### Exercise requirements
Scan the records below for the word "Выход". Copy each line where it appears.

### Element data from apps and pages
☆ ☆ ☆ ☆ ☆
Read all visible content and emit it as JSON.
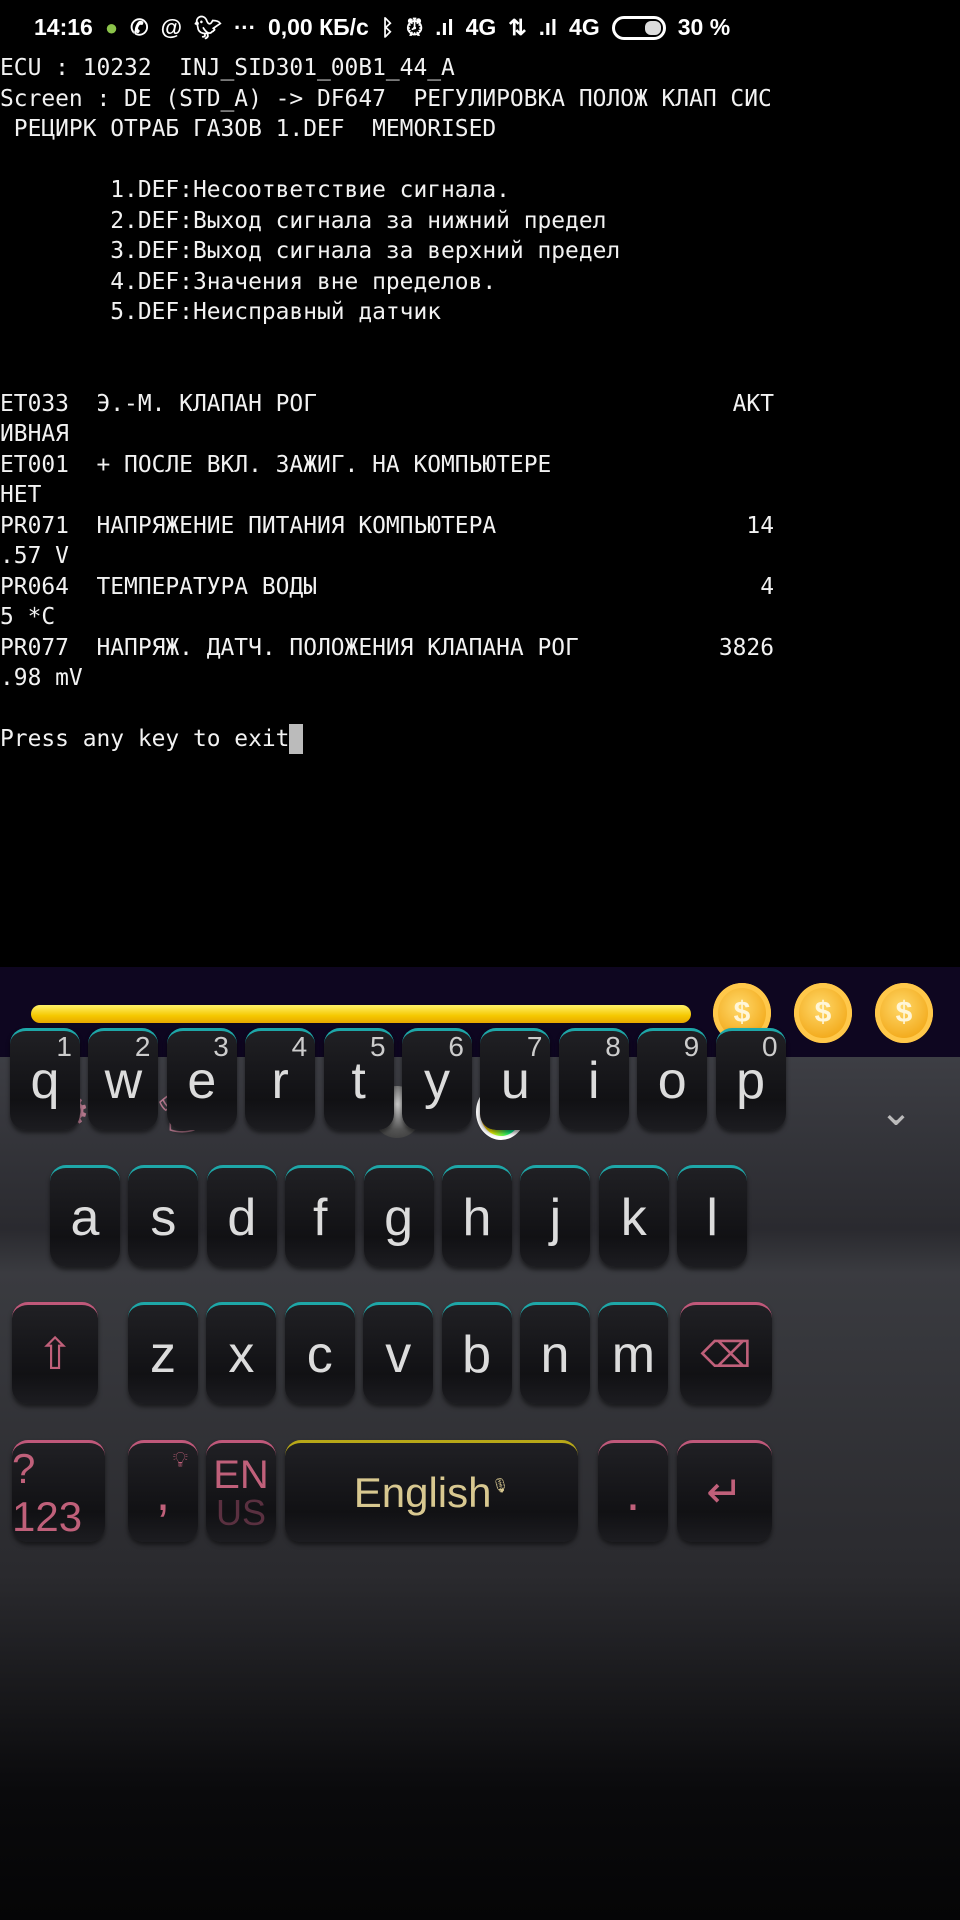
{
  "status_bar": {
    "time": "14:16",
    "net_speed": "0,00 КБ/с",
    "network1": "4G",
    "network2": "4G",
    "battery": "30 %",
    "battery_level": 30,
    "icons": [
      "notification-app-icon",
      "whatsapp-icon",
      "at-icon",
      "twitter-icon",
      "more-icon",
      "bluetooth-icon",
      "alarm-icon",
      "signal-icon",
      "data-arrows-icon",
      "signal-icon",
      "battery-icon"
    ]
  },
  "terminal": {
    "lines": [
      {
        "left": "ECU : 10232  INJ_SID301_00B1_44_A",
        "right": ""
      },
      {
        "left": "Screen : DE (STD_A) -> DF647  РЕГУЛИРОВКА ПОЛОЖ КЛАП СИС",
        "right": ""
      },
      {
        "left": " РЕЦИРК ОТРАБ ГАЗОВ 1.DEF  MEMORISED",
        "right": ""
      },
      {
        "left": "",
        "right": ""
      },
      {
        "left": "        1.DEF:Несоответствие сигнала.",
        "right": ""
      },
      {
        "left": "        2.DEF:Выход сигнала за нижний предел",
        "right": ""
      },
      {
        "left": "        3.DEF:Выход сигнала за верхний предел",
        "right": ""
      },
      {
        "left": "        4.DEF:Значения вне пределов.",
        "right": ""
      },
      {
        "left": "        5.DEF:Неисправный датчик",
        "right": ""
      },
      {
        "left": "",
        "right": ""
      },
      {
        "left": "",
        "right": ""
      },
      {
        "left": "ET033  Э.-М. КЛАПАН РОГ",
        "right": "АКТ"
      },
      {
        "left": "ИВНАЯ",
        "right": ""
      },
      {
        "left": "ET001  + ПОСЛЕ ВКЛ. ЗАЖИГ. НА КОМПЬЮТЕРЕ",
        "right": ""
      },
      {
        "left": "НЕТ",
        "right": ""
      },
      {
        "left": "PR071  НАПРЯЖЕНИЕ ПИТАНИЯ КОМПЬЮТЕРА",
        "right": "14"
      },
      {
        "left": ".57 V",
        "right": ""
      },
      {
        "left": "PR064  ТЕМПЕРАТУРА ВОДЫ",
        "right": "4"
      },
      {
        "left": "5 *C",
        "right": ""
      },
      {
        "left": "PR077  НАПРЯЖ. ДАТЧ. ПОЛОЖЕНИЯ КЛАПАНА РОГ",
        "right": "3826"
      },
      {
        "left": ".98 mV",
        "right": ""
      },
      {
        "left": "",
        "right": ""
      }
    ],
    "prompt": "Press any key to exit"
  },
  "reward_strip": {
    "progress": 100,
    "coin_symbol": "$",
    "coins": 3
  },
  "toolbar": {
    "icons": [
      "settings-icon",
      "theme-shirt-icon",
      "emoji-icon",
      "sphere-icon",
      "color-wheel-icon",
      "collapse-chevron-icon"
    ]
  },
  "keyboard": {
    "row1": [
      {
        "k": "q",
        "n": "1"
      },
      {
        "k": "w",
        "n": "2"
      },
      {
        "k": "e",
        "n": "3"
      },
      {
        "k": "r",
        "n": "4"
      },
      {
        "k": "t",
        "n": "5"
      },
      {
        "k": "y",
        "n": "6"
      },
      {
        "k": "u",
        "n": "7"
      },
      {
        "k": "i",
        "n": "8"
      },
      {
        "k": "o",
        "n": "9"
      },
      {
        "k": "p",
        "n": "0"
      }
    ],
    "row2": [
      "a",
      "s",
      "d",
      "f",
      "g",
      "h",
      "j",
      "k",
      "l"
    ],
    "row3": [
      "z",
      "x",
      "c",
      "v",
      "b",
      "n",
      "m"
    ],
    "symbols": "?123",
    "comma": ",",
    "lang_top": "EN",
    "lang_bottom": "US",
    "space": "English",
    "period": ".",
    "colors": {
      "teal": "#1ea7a8",
      "pink": "#c0587a",
      "gold": "#b8a818"
    }
  }
}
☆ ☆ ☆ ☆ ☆
### Task response
        "left": "        2.DEF:Выход сигнала за нижний предел",
        "left": "        3.DEF:Выход сигнала за верхний предел",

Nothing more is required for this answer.